(EXTRACTED RECORDS)
────────

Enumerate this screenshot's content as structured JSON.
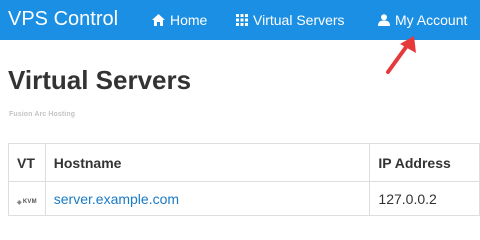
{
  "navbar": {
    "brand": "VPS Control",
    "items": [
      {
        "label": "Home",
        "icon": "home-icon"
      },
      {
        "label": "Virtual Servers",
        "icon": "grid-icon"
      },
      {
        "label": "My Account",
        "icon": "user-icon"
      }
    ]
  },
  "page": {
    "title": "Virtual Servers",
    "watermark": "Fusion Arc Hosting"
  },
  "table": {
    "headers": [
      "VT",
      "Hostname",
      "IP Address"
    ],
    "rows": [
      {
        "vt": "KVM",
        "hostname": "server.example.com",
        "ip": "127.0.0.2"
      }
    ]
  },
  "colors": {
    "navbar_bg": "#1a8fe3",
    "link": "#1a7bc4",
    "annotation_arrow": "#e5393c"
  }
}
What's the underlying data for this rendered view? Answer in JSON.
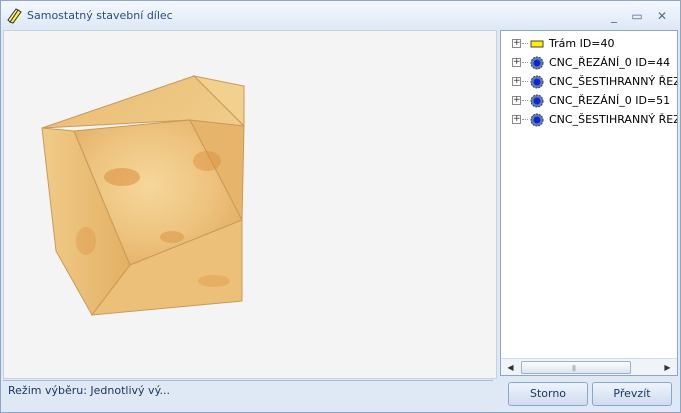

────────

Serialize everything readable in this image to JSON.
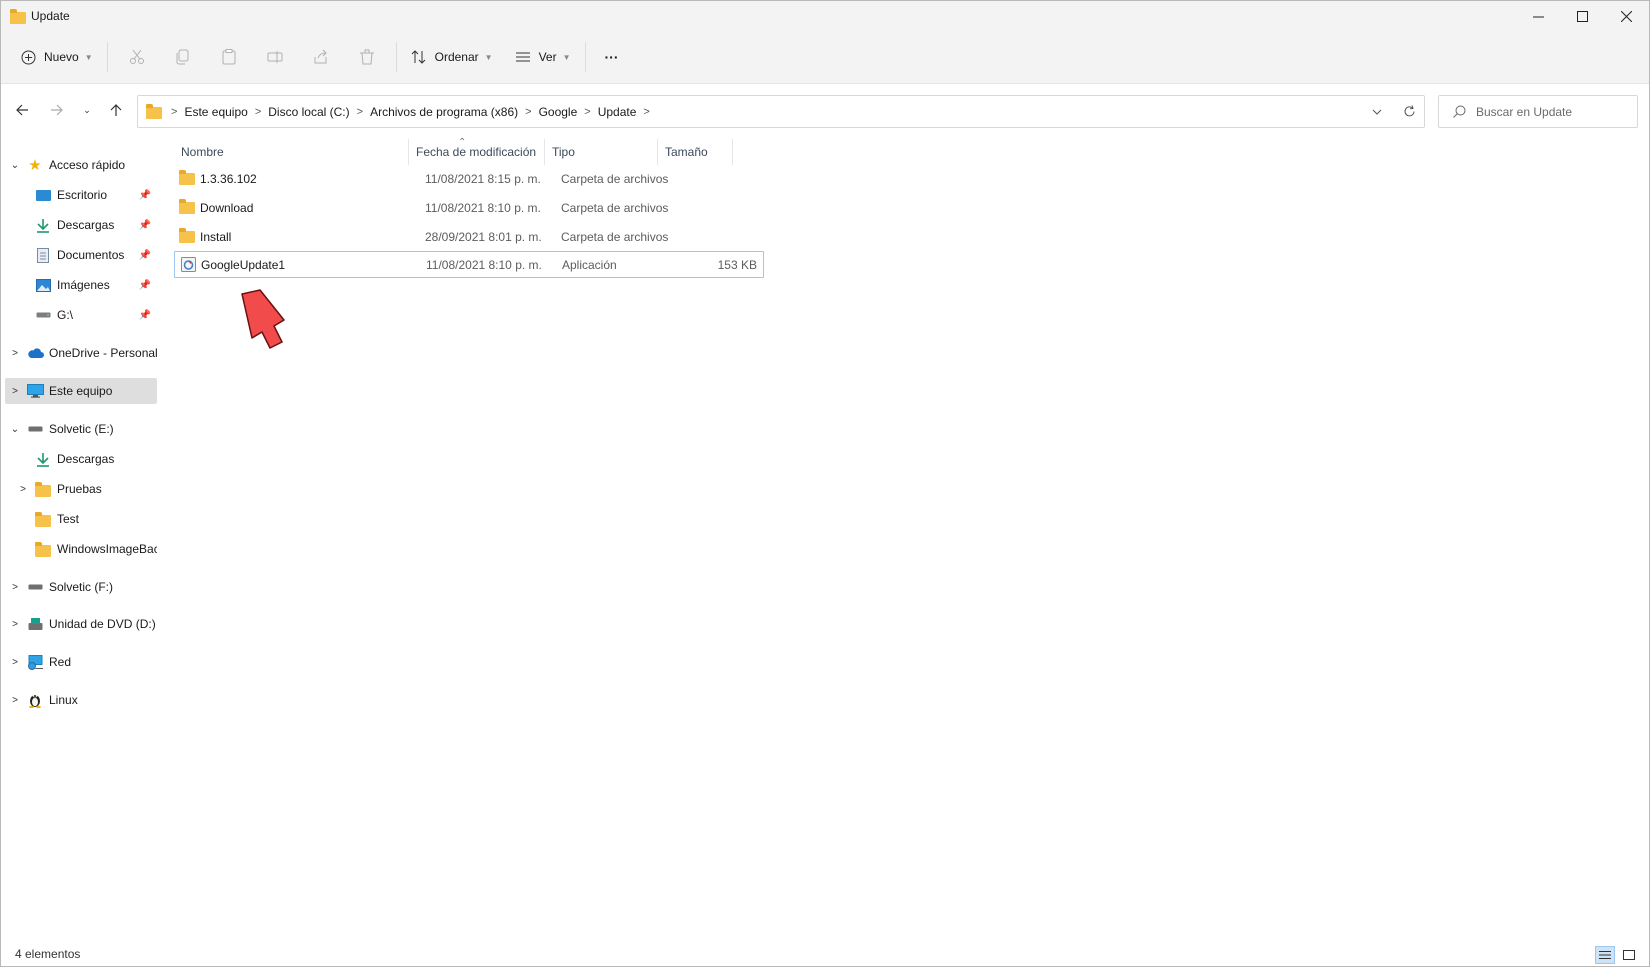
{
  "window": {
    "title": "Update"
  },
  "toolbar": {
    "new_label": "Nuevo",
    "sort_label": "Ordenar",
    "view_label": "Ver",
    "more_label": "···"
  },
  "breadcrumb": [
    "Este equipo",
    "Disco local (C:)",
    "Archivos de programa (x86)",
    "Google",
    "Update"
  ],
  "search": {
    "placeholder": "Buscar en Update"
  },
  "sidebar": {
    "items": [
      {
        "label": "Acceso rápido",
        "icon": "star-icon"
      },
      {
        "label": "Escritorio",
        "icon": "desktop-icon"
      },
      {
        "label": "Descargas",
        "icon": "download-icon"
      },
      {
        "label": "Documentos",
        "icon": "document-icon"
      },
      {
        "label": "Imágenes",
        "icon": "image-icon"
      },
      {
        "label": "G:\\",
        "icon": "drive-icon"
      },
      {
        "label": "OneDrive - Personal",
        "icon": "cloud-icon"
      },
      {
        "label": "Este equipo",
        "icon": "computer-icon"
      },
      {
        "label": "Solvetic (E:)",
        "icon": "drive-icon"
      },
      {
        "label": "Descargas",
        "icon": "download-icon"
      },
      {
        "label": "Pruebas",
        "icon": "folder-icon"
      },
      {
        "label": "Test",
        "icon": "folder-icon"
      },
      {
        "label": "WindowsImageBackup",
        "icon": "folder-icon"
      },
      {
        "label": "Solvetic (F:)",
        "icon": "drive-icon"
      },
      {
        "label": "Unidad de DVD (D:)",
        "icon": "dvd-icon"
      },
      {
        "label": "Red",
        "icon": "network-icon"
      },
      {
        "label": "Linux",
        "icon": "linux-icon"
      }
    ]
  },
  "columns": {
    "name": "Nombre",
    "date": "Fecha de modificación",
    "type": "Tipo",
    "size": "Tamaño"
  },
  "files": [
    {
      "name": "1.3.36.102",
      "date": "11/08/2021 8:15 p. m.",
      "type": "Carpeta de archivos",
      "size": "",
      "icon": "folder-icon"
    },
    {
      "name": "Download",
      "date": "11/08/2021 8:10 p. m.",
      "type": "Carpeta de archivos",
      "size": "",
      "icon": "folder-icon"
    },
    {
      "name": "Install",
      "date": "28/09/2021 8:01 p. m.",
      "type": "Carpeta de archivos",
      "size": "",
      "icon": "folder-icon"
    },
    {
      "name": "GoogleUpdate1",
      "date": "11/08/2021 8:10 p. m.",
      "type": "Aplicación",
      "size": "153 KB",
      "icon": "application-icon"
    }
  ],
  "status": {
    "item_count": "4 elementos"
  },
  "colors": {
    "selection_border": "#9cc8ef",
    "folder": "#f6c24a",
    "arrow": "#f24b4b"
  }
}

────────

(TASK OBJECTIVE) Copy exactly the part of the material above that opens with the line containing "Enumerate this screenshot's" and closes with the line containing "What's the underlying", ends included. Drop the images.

(ANSWER TO THIS PROBLEM)
Enumerate this screenshot's content as structured JSON.
{
  "navbar": {
    "brand": "VPS Control",
    "items": [
      {
        "label": "Home",
        "icon": "home-icon"
      },
      {
        "label": "Virtual Servers",
        "icon": "grid-icon"
      },
      {
        "label": "My Account",
        "icon": "user-icon"
      }
    ]
  },
  "page": {
    "title": "Virtual Servers",
    "watermark": "Fusion Arc Hosting"
  },
  "table": {
    "headers": [
      "VT",
      "Hostname",
      "IP Address"
    ],
    "rows": [
      {
        "vt": "KVM",
        "hostname": "server.example.com",
        "ip": "127.0.0.2"
      }
    ]
  },
  "colors": {
    "navbar_bg": "#1a8fe3",
    "link": "#1a7bc4",
    "annotation_arrow": "#e5393c"
  }
}
What's the underlying data for this rendered view? Answer in JSON.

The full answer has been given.